Anyway, have a think and let me know, id really appreciate it. It might be to hard without transistors etc, but let me know, thanks

Link to comment
Share on other sites

Hi all,
Thanks for the info MP, very good. Well i decided to set up a little project in multisim to try and work my problem out. A pdf of my circuit is attatched. Now your eyes are probably going to pop out of your head and i bet you all think im mad, but im only learning ::)

I have refined my relay values a bit so they make better sense, the coil resistance should be about 75ohms and the realy coil should draw 0.160 amps at 12 volts. Relay switches on at about 8volts.
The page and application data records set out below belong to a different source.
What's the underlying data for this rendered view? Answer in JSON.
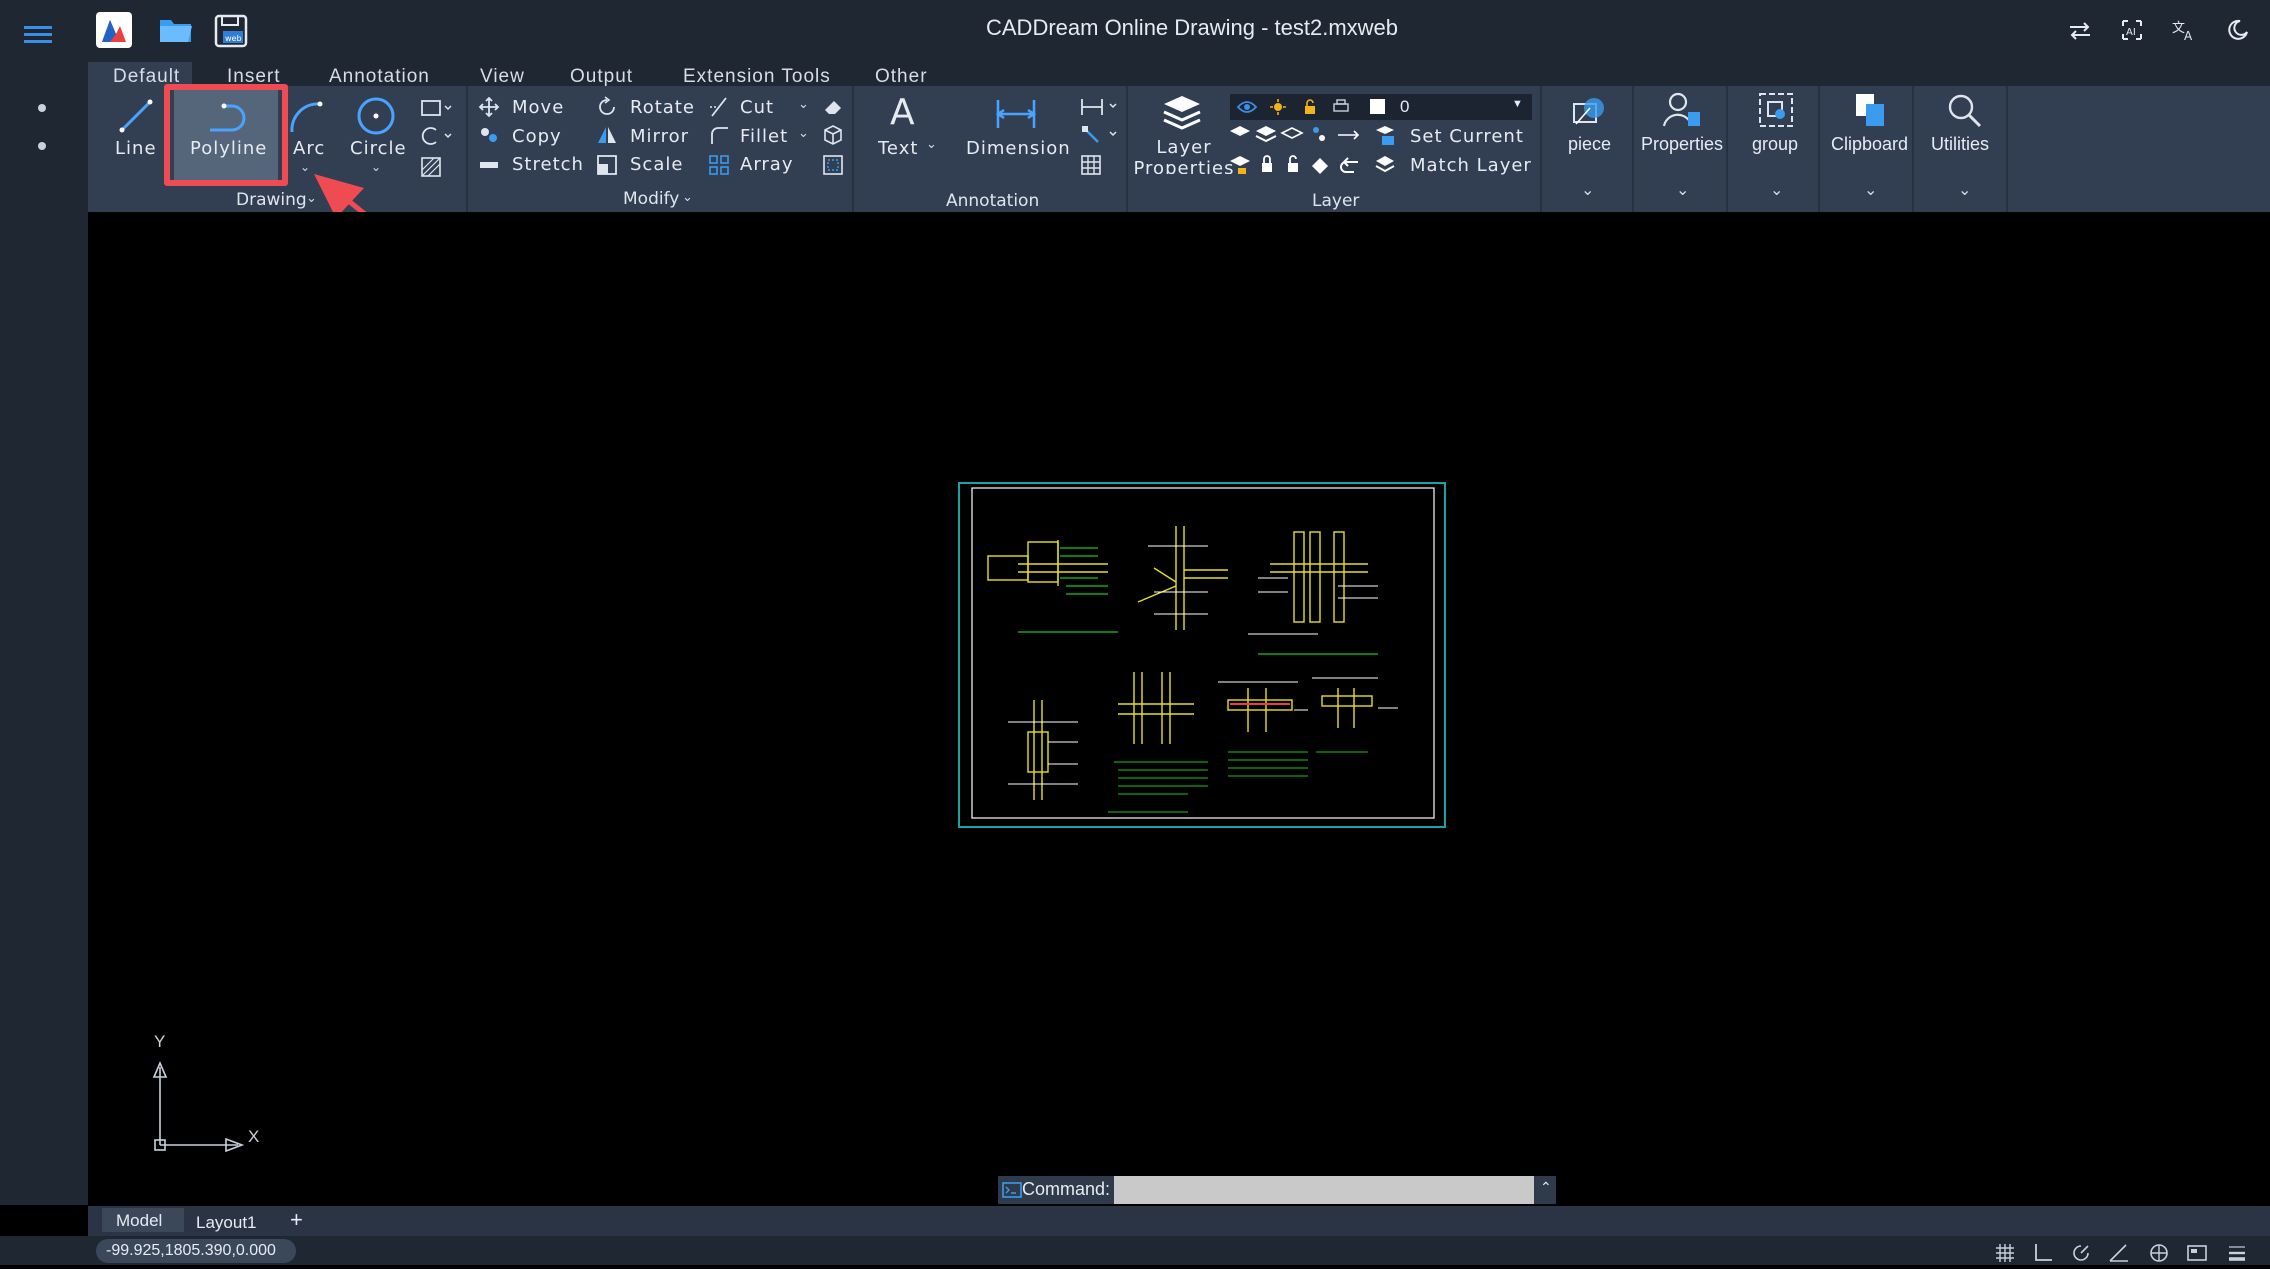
{
  "window": {
    "title": "CADDream Online Drawing - test2.mxweb"
  },
  "ribbon_tabs": [
    "Default",
    "Insert",
    "Annotation",
    "View",
    "Output",
    "Extension Tools",
    "Other"
  ],
  "drawing": {
    "line": "Line",
    "polyline": "Polyline",
    "arc": "Arc",
    "circle": "Circle",
    "group": "Drawing"
  },
  "modify": {
    "move": "Move",
    "copy": "Copy",
    "stretch": "Stretch",
    "rotate": "Rotate",
    "mirror": "Mirror",
    "scale": "Scale",
    "cut": "Cut",
    "fillet": "Fillet",
    "array": "Array",
    "group": "Modify"
  },
  "annotation": {
    "text": "Text",
    "dimension": "Dimension",
    "group": "Annotation"
  },
  "layer": {
    "properties": "Layer Properties",
    "current_layer": "0",
    "set_current": "Set Current",
    "match_layer": "Match Layer",
    "group": "Layer"
  },
  "panels": {
    "piece": "piece",
    "properties": "Properties",
    "group": "group",
    "clipboard": "Clipboard",
    "utilities": "Utilities"
  },
  "axes": {
    "y": "Y",
    "x": "X"
  },
  "command": {
    "label": "Command:",
    "value": ""
  },
  "layout_tabs": [
    "Model",
    "Layout1"
  ],
  "layout_add": "+",
  "coords": "-99.925,1805.390,0.000",
  "colors": {
    "titlebar": "#1f2733",
    "ribbon": "#323f52",
    "accent_red": "#ee4b52",
    "drawing_green": "#19c41d",
    "drawing_yellow": "#e6e21a",
    "highlight": "#55657a"
  }
}
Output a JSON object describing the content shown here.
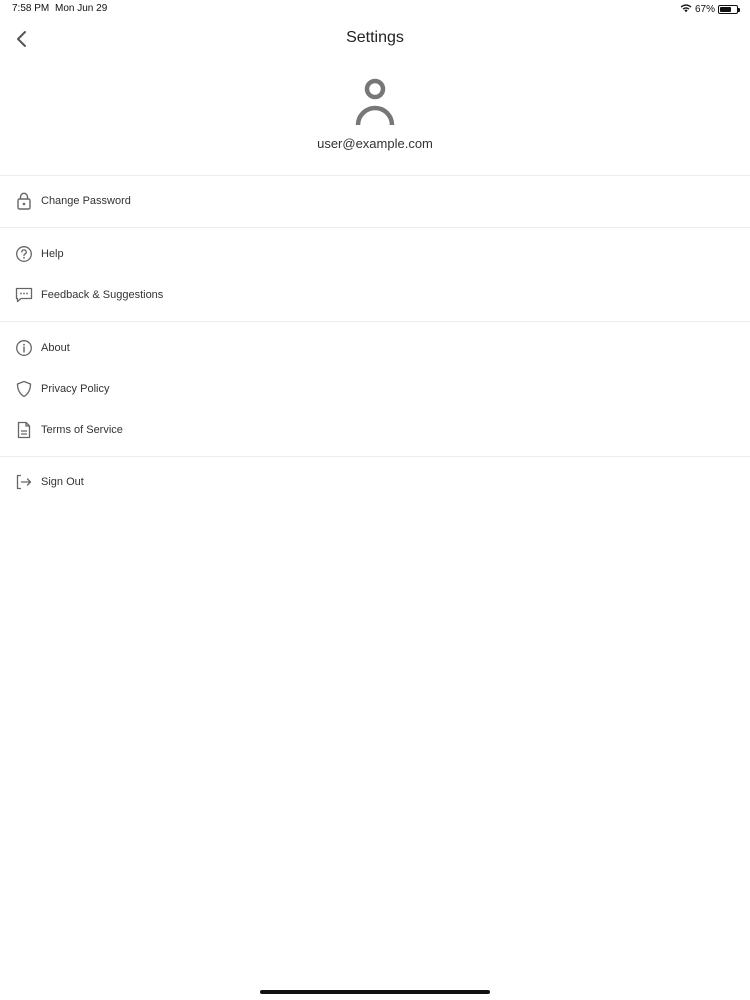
{
  "status_bar": {
    "time": "7:58 PM",
    "date": "Mon Jun 29",
    "battery_percent": "67%",
    "battery_level": 0.67,
    "wifi_icon": "wifi-icon"
  },
  "nav": {
    "title": "Settings",
    "back_icon": "chevron-left-icon"
  },
  "profile": {
    "avatar_icon": "person-icon",
    "email": "user@example.com"
  },
  "menu": {
    "change_password": {
      "label": "Change Password",
      "icon": "lock-icon"
    },
    "help": {
      "label": "Help",
      "icon": "question-circle-icon"
    },
    "feedback": {
      "label": "Feedback & Suggestions",
      "icon": "chat-bubble-icon"
    },
    "about": {
      "label": "About",
      "icon": "info-circle-icon"
    },
    "privacy": {
      "label": "Privacy Policy",
      "icon": "shield-icon"
    },
    "terms": {
      "label": "Terms of Service",
      "icon": "document-icon"
    },
    "sign_out": {
      "label": "Sign Out",
      "icon": "sign-out-icon"
    }
  },
  "colors": {
    "icon": "#666666",
    "text": "#333333",
    "divider": "#ececec",
    "background": "#ffffff"
  }
}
Okay, so you see how i set it up, its working but I think I need to change values or do something. I used the BD139 because its a high output transistor, I somhow thought this might be good for driving the relay, but was not sure. Now I did not really do much math here just played in multisim untill i got it half right.

So my aim: To make the relay switch on at about 13+ volts, but not 12-12.9 volts, or there abouts (ie at least when alternator charging).

So if this circuit is a super pooper let me know how I can improve it, should i use a different transistor, should I have a stabalisation resistor somewhere, and should i have a set up that determines when the transistor turns on and off better. The simulation in multisim is really fine with the resistor value, it will work sometimes and not others, althoug im not getting an error message.

You comments and thoughts, most helpful
Laet :)


Link to comment
Share on other sites

Your circuit will not work with the relay at the emitter of the transistor because the circuit is like a see-saw: As the current in the relay coil (transistor's emitter current) increases, then the current in the 25K resistor (transistor's base current) decreases:
1) The moment that you close the switch, the 25K resistor will have about 11.8V across it (12.5 minus 0.7 Vbe), so the transistor's base current is 0.47mA.
2) Using a BD139 with a minimum hFE of 63, its emitter current will be only about 30mA, so the voltage across the 75 ohm relay will try to rise to only 2.25V.
3) Even if your BD139 has its maximum hFE of 250, then the voltage across the relay will try to rise to 8.9V, but cannot because the voltage across the 25K resistor will be only 2.9V and the transistor's base current will be only 0.12mA, so the relay current will be only 30mA, which again is only 2.25V across the relay coil. But then the base current will be higher, so the voltage across the relay coil will end up to be somewhere between only 2.25V and 8.9V, but much less if the transistor has less hFE.
4) To get more base current you could choose a much lower value for the resistor, such as only 1000 ohms. If the BD139 has its minimum hFE, then the voltage across the relay coil will be about 9.7V, and higher if the transistor has more hFE.

This change of the base current and range of hFE is why Ante suggests having the relay at the collector of the transistor.

Link to comment
Share on other sites

  • 4 weeks later...

Join the conversation

You can post now and register later. If you have an account, sign in now to post with your account.

Reply to this topic...

×   Pasted as rich text.   Paste as plain text instead

  Only 75 emoji are allowed.

×   Your link has been automatically embedded.   Display as a link instead

×   Your previous content has been restored.   Clear editor

×   You cannot paste images directly. Upload or insert images from URL.


  • Create New...